3 See Ilyse Schuman, EBSA to Re-Issue Proposed Rule Re-Defining "Fiduciary" Under ERISA, Littler's Washington D.C. Employment Law Update (Sept. 19, 2011).

4 See Ilyse Schuman, DOL Proposes to Extend Minimum Wage, Overtime Requirements to In-Home Care Workers, Littler's Washington D.C. Employment Law Update (Dec. 15, 2012).

5 See Gavin Appleby and Tracy Stott Pyles, NLRB Issues Final Rule Requiring Employers to Post a Notice Informing Employees of Their Rights Under the NLRA, Littler ASAP (Aug. 30, 2011). See also Stefan Marculewicz and Gavin Appleby, Federal Court Partially Invalidates NLRB Notice Post Rule, Rejects First Judicial Attempt to Contest Board Recess Appointments, Littler ASAP (Mar. 5, 2012).

6 See Tom Dowd, Pick Up the Pace: New NLRB Regulations Force Employers to Respond More Quickly to Election Petitions, Littler ASAP (May 1, 2012). See also Stefan Marculewicz, NLRB Suspends Implementation of New Representation Election Rule, Littler's Labor Relations Counsel (May 15, 2012).

Ilyse Schuman, a Shareholder in the Washington, D.C. office, and Michael Lotito, a Shareholder in the San Francisco office, are Co-Chairs of Littler Mendelson's Workplace Policy Institute (WPI). WPI is devoted to developing and influencing workplace legislative and regulatory developments at the federal and state levels. WPI provides the employer community with advocacy services, including litigation support. In addition, WPI closely monitors important labor, employment, and benefits policy initiatives and provides clients, trade associations, and policymakers with timely and thoughtful analysis of the practical implications of such proposals.If you would like further information, please contact your Littler attorney at 1.888.Littler or, Ms. Schuman at, or Mr. Lotito at

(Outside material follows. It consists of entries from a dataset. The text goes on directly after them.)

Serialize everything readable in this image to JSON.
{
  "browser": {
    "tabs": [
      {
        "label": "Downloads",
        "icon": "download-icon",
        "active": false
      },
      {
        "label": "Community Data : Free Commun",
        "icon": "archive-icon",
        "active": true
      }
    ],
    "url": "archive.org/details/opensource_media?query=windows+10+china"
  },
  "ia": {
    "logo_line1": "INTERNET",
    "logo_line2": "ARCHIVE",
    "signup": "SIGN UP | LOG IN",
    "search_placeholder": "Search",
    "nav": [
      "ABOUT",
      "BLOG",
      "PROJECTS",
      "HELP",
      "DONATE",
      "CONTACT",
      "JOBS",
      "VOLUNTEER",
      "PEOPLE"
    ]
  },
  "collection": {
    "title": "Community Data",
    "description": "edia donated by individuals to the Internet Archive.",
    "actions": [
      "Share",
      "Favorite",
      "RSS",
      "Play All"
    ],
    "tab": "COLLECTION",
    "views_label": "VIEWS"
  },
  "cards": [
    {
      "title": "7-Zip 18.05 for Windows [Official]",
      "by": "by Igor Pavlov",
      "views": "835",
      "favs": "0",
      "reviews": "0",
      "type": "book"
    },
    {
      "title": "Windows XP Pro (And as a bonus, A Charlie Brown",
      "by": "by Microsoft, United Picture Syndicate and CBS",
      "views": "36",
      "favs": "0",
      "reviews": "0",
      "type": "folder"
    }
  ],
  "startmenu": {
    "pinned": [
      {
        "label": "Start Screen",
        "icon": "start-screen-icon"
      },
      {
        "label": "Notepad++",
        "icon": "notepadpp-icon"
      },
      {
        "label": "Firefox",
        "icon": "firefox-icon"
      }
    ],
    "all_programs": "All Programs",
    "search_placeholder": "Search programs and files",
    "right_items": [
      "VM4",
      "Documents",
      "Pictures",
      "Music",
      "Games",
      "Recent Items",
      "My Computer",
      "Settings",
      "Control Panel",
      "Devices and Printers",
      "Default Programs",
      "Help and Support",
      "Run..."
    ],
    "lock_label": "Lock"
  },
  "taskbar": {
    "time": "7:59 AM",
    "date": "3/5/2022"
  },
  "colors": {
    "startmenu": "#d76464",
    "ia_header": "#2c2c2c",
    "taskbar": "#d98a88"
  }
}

Information contained in this publication is intended for informational purposes only and does not constitute legal advice or opinion, nor is it a substitute for the professional judgment of an attorney.